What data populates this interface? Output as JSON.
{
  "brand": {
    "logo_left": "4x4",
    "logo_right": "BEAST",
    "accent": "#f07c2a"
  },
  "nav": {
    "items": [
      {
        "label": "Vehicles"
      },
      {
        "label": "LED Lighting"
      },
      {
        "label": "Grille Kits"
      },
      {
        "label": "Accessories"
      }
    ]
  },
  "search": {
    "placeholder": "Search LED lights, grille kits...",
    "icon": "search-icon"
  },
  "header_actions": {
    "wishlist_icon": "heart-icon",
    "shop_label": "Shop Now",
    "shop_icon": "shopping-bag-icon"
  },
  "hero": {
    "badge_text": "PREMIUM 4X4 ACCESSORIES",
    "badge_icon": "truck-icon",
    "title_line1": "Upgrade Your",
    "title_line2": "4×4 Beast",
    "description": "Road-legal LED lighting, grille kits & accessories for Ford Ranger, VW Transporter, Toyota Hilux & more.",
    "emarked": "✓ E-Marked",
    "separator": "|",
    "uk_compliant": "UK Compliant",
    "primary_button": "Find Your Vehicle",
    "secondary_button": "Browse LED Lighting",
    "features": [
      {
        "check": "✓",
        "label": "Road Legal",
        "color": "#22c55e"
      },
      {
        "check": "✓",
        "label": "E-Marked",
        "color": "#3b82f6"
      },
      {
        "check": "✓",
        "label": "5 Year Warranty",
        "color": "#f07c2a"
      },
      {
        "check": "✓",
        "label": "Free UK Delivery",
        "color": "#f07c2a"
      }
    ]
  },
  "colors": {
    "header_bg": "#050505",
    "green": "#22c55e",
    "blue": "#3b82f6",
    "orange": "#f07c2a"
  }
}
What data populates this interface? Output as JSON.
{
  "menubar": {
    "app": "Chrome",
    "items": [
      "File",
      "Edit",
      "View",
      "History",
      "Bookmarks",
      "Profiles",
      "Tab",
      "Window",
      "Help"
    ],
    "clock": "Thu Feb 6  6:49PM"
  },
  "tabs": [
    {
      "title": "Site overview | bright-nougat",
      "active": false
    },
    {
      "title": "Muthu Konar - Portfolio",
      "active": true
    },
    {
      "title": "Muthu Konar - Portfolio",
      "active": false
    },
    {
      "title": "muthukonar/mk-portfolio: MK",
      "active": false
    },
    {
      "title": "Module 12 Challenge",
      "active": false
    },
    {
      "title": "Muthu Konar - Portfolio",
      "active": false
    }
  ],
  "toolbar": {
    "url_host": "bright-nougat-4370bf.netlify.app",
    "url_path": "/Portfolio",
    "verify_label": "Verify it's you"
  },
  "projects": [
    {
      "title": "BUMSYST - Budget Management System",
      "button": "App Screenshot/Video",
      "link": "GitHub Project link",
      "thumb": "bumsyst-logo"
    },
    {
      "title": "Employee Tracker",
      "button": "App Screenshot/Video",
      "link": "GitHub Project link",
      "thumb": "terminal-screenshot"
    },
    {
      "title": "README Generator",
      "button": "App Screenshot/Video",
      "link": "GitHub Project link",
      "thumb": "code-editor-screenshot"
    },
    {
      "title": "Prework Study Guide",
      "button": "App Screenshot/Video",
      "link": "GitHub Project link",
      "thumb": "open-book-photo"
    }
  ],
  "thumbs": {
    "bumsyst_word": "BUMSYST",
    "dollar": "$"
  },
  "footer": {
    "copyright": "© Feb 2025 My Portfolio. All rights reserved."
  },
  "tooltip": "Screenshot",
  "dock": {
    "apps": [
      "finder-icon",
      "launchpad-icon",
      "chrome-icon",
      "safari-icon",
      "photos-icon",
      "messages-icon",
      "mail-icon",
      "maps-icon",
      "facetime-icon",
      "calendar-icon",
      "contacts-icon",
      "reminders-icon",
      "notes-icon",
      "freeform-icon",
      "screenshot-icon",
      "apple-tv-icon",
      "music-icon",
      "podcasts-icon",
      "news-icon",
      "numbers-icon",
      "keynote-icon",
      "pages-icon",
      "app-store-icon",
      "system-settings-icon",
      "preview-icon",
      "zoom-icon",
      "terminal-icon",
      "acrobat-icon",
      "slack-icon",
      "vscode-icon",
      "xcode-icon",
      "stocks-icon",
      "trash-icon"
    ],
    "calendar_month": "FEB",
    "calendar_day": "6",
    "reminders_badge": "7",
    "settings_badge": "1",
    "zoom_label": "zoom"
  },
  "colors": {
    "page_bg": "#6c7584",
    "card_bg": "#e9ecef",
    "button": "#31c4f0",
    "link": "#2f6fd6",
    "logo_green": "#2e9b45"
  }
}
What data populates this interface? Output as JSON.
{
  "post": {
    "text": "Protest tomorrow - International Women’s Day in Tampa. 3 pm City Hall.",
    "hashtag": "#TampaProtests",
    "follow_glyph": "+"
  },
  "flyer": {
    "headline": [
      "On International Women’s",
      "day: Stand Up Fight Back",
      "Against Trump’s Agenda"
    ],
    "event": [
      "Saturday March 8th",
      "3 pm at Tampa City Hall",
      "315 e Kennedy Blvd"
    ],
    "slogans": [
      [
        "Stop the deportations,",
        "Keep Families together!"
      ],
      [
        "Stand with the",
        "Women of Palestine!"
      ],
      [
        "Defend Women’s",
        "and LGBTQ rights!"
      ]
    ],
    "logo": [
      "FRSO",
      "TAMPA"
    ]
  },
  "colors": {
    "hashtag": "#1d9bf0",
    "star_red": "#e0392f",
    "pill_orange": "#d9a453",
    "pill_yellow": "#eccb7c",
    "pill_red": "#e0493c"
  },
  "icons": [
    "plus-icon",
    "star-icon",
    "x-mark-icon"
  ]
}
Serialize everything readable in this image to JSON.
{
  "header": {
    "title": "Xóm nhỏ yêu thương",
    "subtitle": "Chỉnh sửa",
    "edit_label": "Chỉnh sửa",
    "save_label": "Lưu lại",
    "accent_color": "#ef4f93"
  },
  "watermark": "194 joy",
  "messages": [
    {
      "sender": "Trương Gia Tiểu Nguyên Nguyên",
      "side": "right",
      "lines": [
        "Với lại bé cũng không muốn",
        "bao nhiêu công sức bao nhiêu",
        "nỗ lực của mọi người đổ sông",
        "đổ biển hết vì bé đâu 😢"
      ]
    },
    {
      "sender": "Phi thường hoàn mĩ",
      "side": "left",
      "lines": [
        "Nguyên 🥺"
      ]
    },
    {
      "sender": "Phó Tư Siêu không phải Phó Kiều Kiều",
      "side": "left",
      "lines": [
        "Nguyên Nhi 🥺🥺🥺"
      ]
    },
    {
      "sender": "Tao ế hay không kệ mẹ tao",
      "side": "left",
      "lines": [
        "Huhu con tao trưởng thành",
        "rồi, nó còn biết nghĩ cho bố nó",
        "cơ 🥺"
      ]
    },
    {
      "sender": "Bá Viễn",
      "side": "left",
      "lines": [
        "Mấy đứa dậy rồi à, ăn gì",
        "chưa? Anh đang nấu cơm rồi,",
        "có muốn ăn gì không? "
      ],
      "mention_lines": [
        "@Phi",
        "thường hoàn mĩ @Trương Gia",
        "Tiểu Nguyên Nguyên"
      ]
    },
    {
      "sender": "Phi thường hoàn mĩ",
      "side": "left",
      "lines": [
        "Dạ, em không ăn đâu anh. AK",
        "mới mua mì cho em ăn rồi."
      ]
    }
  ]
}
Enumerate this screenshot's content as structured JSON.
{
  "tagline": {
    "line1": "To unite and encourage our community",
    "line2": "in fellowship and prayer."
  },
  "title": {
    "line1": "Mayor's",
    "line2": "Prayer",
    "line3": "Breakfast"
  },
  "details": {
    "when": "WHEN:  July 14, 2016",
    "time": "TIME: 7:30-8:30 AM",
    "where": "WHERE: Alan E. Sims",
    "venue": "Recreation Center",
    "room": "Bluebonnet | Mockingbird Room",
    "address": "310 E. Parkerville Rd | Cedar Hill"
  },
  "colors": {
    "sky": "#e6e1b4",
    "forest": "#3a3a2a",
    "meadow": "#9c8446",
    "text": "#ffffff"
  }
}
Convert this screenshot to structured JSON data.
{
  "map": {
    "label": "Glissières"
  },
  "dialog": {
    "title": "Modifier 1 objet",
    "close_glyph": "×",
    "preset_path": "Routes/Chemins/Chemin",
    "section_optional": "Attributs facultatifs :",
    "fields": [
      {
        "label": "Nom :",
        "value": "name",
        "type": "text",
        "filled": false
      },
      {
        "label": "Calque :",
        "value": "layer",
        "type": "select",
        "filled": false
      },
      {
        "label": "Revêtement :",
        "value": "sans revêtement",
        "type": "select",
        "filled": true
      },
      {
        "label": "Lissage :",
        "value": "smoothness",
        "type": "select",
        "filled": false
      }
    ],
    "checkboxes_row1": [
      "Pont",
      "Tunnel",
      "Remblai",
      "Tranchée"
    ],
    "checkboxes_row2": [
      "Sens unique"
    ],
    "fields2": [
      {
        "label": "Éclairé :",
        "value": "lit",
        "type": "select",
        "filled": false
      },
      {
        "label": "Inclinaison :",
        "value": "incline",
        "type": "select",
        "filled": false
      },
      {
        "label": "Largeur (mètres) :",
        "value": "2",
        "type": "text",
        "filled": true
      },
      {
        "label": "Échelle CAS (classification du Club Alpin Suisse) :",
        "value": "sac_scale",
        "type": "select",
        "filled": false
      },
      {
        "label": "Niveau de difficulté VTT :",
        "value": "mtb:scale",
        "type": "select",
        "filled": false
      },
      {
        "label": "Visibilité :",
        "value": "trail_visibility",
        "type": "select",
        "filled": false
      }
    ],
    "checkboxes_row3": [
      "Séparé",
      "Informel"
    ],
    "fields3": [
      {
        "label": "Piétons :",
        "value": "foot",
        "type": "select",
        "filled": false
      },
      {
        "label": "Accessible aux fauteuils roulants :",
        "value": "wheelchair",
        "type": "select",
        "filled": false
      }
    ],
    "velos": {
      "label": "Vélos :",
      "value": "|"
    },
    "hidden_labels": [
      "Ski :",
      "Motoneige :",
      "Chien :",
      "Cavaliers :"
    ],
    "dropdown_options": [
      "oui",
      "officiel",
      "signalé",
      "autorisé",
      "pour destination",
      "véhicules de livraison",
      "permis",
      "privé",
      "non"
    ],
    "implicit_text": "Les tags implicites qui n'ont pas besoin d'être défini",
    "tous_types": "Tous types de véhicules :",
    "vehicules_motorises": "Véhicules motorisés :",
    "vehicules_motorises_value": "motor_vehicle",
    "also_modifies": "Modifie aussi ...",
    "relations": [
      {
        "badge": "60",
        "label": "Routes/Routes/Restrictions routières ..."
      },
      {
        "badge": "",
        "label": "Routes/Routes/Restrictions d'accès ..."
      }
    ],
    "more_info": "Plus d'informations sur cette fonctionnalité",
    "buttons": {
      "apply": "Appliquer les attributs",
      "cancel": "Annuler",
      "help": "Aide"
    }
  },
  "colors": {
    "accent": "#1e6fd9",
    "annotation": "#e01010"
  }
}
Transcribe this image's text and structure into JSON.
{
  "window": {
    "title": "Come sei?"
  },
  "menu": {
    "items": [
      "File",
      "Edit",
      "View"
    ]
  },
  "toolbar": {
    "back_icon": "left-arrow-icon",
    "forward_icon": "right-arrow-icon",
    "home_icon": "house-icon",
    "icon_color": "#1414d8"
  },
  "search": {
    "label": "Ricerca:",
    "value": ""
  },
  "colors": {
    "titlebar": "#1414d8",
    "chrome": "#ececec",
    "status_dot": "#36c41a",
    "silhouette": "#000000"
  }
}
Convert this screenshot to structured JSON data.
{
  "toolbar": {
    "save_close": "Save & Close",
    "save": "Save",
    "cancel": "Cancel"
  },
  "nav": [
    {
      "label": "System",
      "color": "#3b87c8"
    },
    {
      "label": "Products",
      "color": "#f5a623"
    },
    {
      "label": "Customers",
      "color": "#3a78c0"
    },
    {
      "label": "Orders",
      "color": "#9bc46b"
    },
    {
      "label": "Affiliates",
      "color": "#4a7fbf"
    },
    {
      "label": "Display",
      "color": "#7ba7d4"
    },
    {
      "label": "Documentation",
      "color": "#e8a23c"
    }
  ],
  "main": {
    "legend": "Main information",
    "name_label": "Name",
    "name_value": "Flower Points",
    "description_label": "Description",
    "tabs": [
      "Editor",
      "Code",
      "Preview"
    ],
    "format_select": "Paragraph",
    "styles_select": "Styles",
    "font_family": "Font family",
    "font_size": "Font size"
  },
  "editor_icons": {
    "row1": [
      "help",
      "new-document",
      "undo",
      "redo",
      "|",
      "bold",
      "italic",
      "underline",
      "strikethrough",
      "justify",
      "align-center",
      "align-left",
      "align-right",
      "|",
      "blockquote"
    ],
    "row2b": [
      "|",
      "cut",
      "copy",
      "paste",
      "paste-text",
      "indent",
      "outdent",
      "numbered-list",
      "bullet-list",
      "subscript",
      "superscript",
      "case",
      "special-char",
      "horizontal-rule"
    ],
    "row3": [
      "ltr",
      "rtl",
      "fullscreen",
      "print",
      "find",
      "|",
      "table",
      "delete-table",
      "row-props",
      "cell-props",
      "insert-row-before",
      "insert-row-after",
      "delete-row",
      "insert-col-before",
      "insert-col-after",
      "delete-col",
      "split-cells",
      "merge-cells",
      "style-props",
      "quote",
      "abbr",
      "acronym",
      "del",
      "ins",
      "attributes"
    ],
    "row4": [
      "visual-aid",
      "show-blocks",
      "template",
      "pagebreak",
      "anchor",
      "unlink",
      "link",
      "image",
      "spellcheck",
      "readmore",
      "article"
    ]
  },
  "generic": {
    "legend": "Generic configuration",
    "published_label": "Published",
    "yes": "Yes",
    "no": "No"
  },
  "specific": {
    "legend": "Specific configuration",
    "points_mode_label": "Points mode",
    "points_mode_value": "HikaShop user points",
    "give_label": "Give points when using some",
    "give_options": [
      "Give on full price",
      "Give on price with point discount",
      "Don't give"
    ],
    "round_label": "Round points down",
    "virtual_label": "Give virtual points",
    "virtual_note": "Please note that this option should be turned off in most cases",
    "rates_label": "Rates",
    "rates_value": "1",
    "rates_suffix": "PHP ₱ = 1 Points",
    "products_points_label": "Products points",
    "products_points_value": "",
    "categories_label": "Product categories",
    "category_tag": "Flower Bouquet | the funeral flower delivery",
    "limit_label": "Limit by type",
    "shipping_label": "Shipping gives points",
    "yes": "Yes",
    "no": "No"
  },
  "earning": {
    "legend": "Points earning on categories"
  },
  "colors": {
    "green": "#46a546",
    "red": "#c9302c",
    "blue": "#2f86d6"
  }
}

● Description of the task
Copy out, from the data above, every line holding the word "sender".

● Result of this task
      "sender": "Trương Gia Tiểu Nguyên Nguyên",
      "sender": "Phi thường hoàn mĩ",
      "sender": "Phó Tư Siêu không phải Phó Kiều Kiều",
      "sender": "Tao ế hay không kệ mẹ tao",
      "sender": "Bá Viễn",
      "sender": "Phi thường hoàn mĩ",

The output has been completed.